It also points out that a major contraction of the federal public service has been on the cards for a while:
“For all the screaming headlines about the federal budget, it didn’t really add that much to the woes faced by Canberra’s economy. Labor’s decisions while still in power had produced a pipeline effect that will reduce the size of the federal public service by 14,500 people, and the Coalition’s budget has merely topped that up by an extra 2000 people.”
Over the past decade, federal spending has grown at about 3% above inflation and was on course to accelerate slightly over the next 10 years, before the federal budget which proposed cuts that would get the decade average growth figure down to about 2.7%.
But according to the DAE Business Outlook, other forces are likely to frustrate the Coalition’s plans and keep public sector growth about where it is now:
“… by the time the Senate, the States and other parties have carved their pound of flesh from this attempt at shoring up the nation’s fiscal foundations, chances are that real Federal spending growth in the coming decade will be pretty much the same as it was in the last decade.

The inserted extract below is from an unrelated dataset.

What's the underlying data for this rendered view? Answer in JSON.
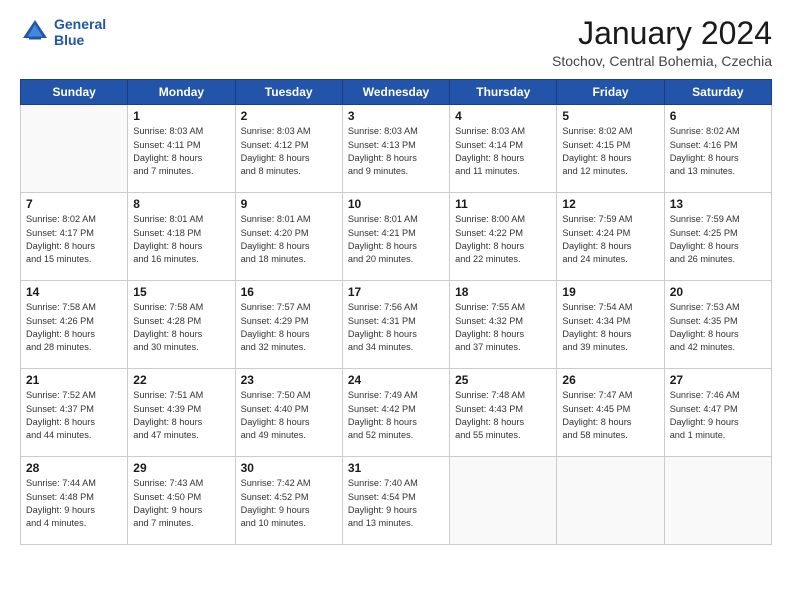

“To be honest, we see that as something of a fiscal fail. But with our Canberra residents’ hats on, it’s a reminder that … Canberra’s share of Australia’s economy and population aren’t set to shift particularly sharply in the years to come.”
DAE has also identified a few mitigating factors for the ACT, including “the well-worn path from those accepting redundancies into consultancies or small business”, as well as the ACT government’s attempts to offset the effect of the cuts and a long run of low interest rates, which “tend to be good news for the ‘one big mortgage belt’ that is Canberra”.
The nationwide APS workforce shrunk by about 2000 ongoing employees between June 2012 and June 2013 — its first decrease since 1999 — according to the 2012-13 State of the Service report.